My PhD work focused on the Lokomat robotic gait training device and measuring the actual forces that patients exerted during training in this device. As a postdoc I am currently investigating the ability of a rodent robotic gait training device to restore overground locomotion following cervical spinal cord injury and the underlying plasticity of the central nervous system in response to the training. In both human and animal robotic gait trainers, the training consists of actively guiding the limbs through a symmetric healthy gait pattern. As an independent researcher I propose to study different training patterns, specifically training within asymmetric force fields, in order to find the optimal robotic training. Asymmetric training can also be applied to other tasks, such as skilled reaching. Therefore I intend to show that the asymmetric training of both locomotion and reaching will lead to greater functional improvements in a variety of tasks and greater neuronal plasticity than the conventional symmetric training. By uncovering the optimal training techniques in animal models, clinical training practices may then be improved.

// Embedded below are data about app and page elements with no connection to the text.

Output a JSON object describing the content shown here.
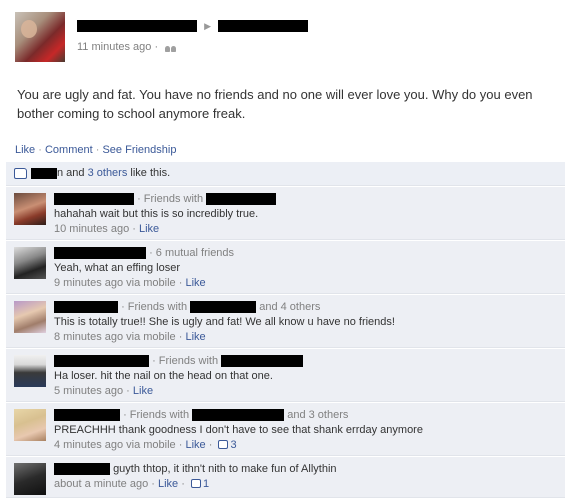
{
  "post": {
    "time": "11 minutes ago",
    "separator": "·",
    "privacy_icon": "friends-icon",
    "message": "You are ugly and fat. You have no friends and no one will ever love you. Why do you even bother coming to school anymore freak."
  },
  "actions": {
    "like": "Like",
    "comment": "Comment",
    "see_friendship": "See Friendship"
  },
  "likes": {
    "suffix": "n and",
    "others": "3 others",
    "tail": "like this."
  },
  "comments": [
    {
      "context": "· Friends with",
      "text": "hahahah wait but this is so incredibly true.",
      "time": "10 minutes ago",
      "via": "",
      "like": "Like",
      "like_count": ""
    },
    {
      "context": "· 6 mutual friends",
      "text": "Yeah, what an effing loser",
      "time": "9 minutes ago via mobile",
      "like": "Like",
      "like_count": ""
    },
    {
      "context": "· Friends with",
      "context_tail": "and 4 others",
      "text": "This is totally true!! She is ugly and fat! We all know u have no friends!",
      "time": "8 minutes ago via mobile",
      "like": "Like",
      "like_count": ""
    },
    {
      "context": "· Friends with",
      "text": "Ha loser. hit the nail on the head on that one.",
      "time": "5 minutes ago",
      "like": "Like",
      "like_count": ""
    },
    {
      "context": "· Friends with",
      "context_tail": "and 3 others",
      "text": "PREACHHH thank goodness I don't have to see that shank errday anymore",
      "time": "4 minutes ago via mobile",
      "like": "Like",
      "like_count": "3"
    },
    {
      "text": "guyth thtop, it ithn't nith to make fun of Allythin",
      "time": "about a minute ago",
      "like": "Like",
      "like_count": "1"
    }
  ],
  "colors": {
    "link": "#3b5998",
    "ufi_background": "#edeff4",
    "meta_gray": "#808080"
  }
}
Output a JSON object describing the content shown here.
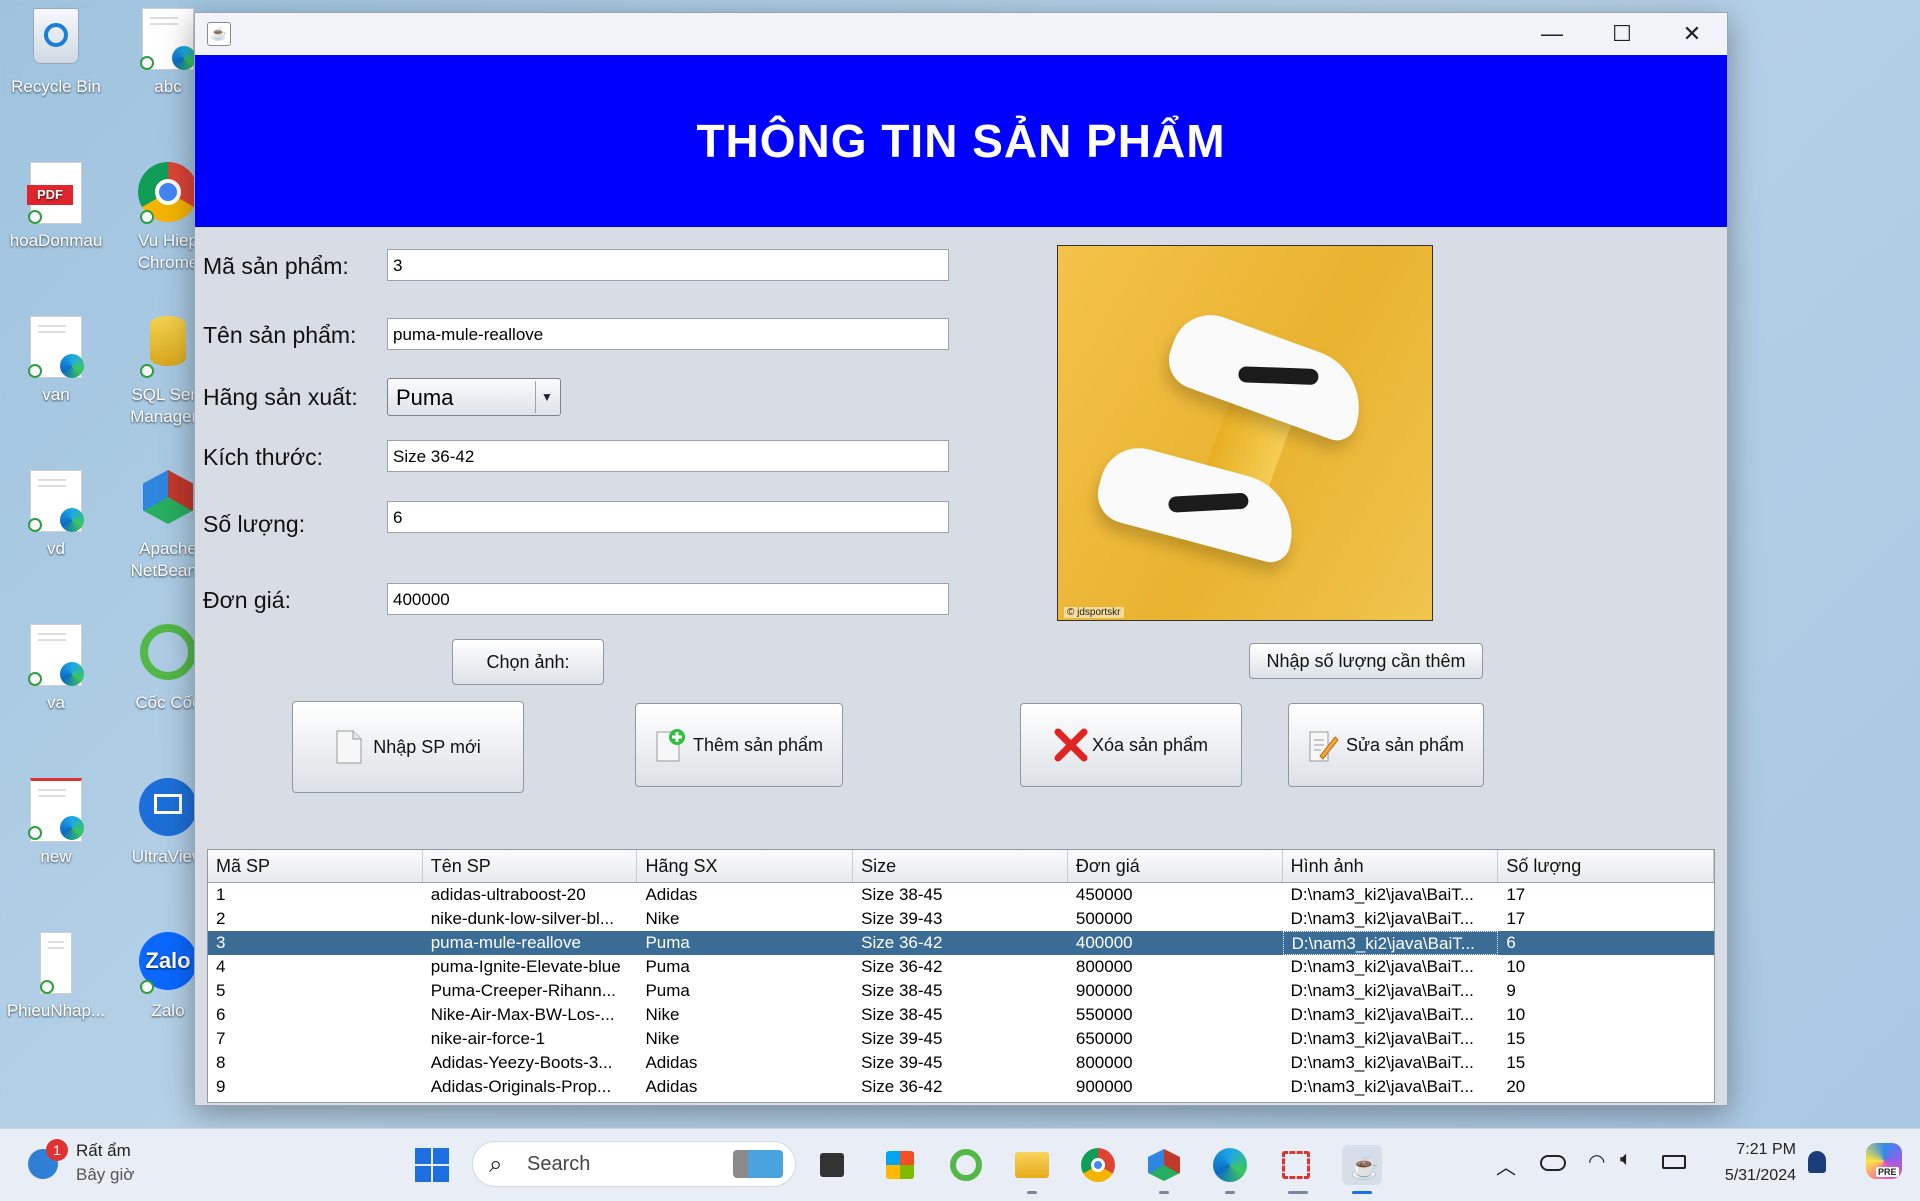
{
  "desktop": {
    "icons": [
      {
        "label": "Recycle Bin",
        "icon": "recycle-bin-icon"
      },
      {
        "label": "abc",
        "icon": "edge-document-icon"
      },
      {
        "label": "hoaDonmau",
        "icon": "pdf-icon"
      },
      {
        "label": "Vu Hiep Chrome",
        "icon": "chrome-icon"
      },
      {
        "label": "van",
        "icon": "edge-document-icon"
      },
      {
        "label": "SQL Serv Managem",
        "icon": "sql-server-icon"
      },
      {
        "label": "vd",
        "icon": "edge-document-icon"
      },
      {
        "label": "Apache NetBeans",
        "icon": "netbeans-icon"
      },
      {
        "label": "va",
        "icon": "edge-document-icon"
      },
      {
        "label": "Cốc Cốc",
        "icon": "coccoc-icon"
      },
      {
        "label": "new",
        "icon": "edge-document-icon"
      },
      {
        "label": "UltraView",
        "icon": "ultraview-icon"
      },
      {
        "label": "PhieuNhap...",
        "icon": "document-icon"
      },
      {
        "label": "Zalo",
        "icon": "zalo-icon"
      }
    ]
  },
  "window": {
    "banner_title": "THÔNG TIN SẢN PHẨM",
    "form": {
      "ma_sp_label": "Mã sản phẩm:",
      "ma_sp_value": "3",
      "ten_sp_label": "Tên sản phẩm:",
      "ten_sp_value": "puma-mule-reallove",
      "hang_label": "Hãng sản xuất:",
      "hang_value": "Puma",
      "kich_thuoc_label": "Kích thước:",
      "kich_thuoc_value": "Size 36-42",
      "so_luong_label": "Số lượng:",
      "so_luong_value": "6",
      "don_gia_label": "Đơn giá:",
      "don_gia_value": "400000"
    },
    "photo_watermark": "© jdsportskr",
    "buttons": {
      "chon_anh": "Chọn ảnh:",
      "nhap_so_luong": "Nhập số lượng cần thêm",
      "nhap_sp_moi": "Nhập SP mới",
      "them_sp": "Thêm sản phẩm",
      "xoa_sp": "Xóa sản phẩm",
      "sua_sp": "Sửa sản phẩm"
    },
    "table": {
      "columns": [
        "Mã SP",
        "Tên SP",
        "Hãng SX",
        "Size",
        "Đơn giá",
        "Hình ảnh",
        "Số lượng"
      ],
      "selected_row": 2,
      "rows": [
        [
          "1",
          "adidas-ultraboost-20",
          "Adidas",
          "Size 38-45",
          "450000",
          "D:\\nam3_ki2\\java\\BaiT...",
          "17"
        ],
        [
          "2",
          "nike-dunk-low-silver-bl...",
          "Nike",
          "Size 39-43",
          "500000",
          "D:\\nam3_ki2\\java\\BaiT...",
          "17"
        ],
        [
          "3",
          "puma-mule-reallove",
          "Puma",
          "Size 36-42",
          "400000",
          "D:\\nam3_ki2\\java\\BaiT...",
          "6"
        ],
        [
          "4",
          "puma-Ignite-Elevate-blue",
          "Puma",
          "Size 36-42",
          "800000",
          "D:\\nam3_ki2\\java\\BaiT...",
          "10"
        ],
        [
          "5",
          "Puma-Creeper-Rihann...",
          "Puma",
          "Size 38-45",
          "900000",
          "D:\\nam3_ki2\\java\\BaiT...",
          "9"
        ],
        [
          "6",
          "Nike-Air-Max-BW-Los-...",
          "Nike",
          "Size 38-45",
          "550000",
          "D:\\nam3_ki2\\java\\BaiT...",
          "10"
        ],
        [
          "7",
          "nike-air-force-1",
          "Nike",
          "Size 39-45",
          "650000",
          "D:\\nam3_ki2\\java\\BaiT...",
          "15"
        ],
        [
          "8",
          "Adidas-Yeezy-Boots-3...",
          "Adidas",
          "Size 39-45",
          "800000",
          "D:\\nam3_ki2\\java\\BaiT...",
          "15"
        ],
        [
          "9",
          "Adidas-Originals-Prop...",
          "Adidas",
          "Size 36-42",
          "900000",
          "D:\\nam3_ki2\\java\\BaiT...",
          "20"
        ]
      ]
    },
    "colors": {
      "banner": "#0000ff",
      "selection": "#3b6c95"
    }
  },
  "taskbar": {
    "weather_title": "Rất ẩm",
    "weather_sub": "Bây giờ",
    "weather_badge": "1",
    "search_placeholder": "Search",
    "time": "7:21 PM",
    "date": "5/31/2024",
    "copilot_badge": "PRE"
  }
}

Following neurological injury, physical training has long been a favored treatment option among clinicians. Unfortunately, clinical practices are not always justified with the appropriate background animal research and experimental findings in animal models do not always make their way into the clinical setting. The proposed project aims to bridge this gap by first optimizing robotic treadmill training in rodent models, which would help maximize the robotic treadmill training of patients. Then by applying clinical techniques of asymmetric training, we aim to increase the effectiveness of skilled forelimb training of rodents following a cervical spinal cord injury.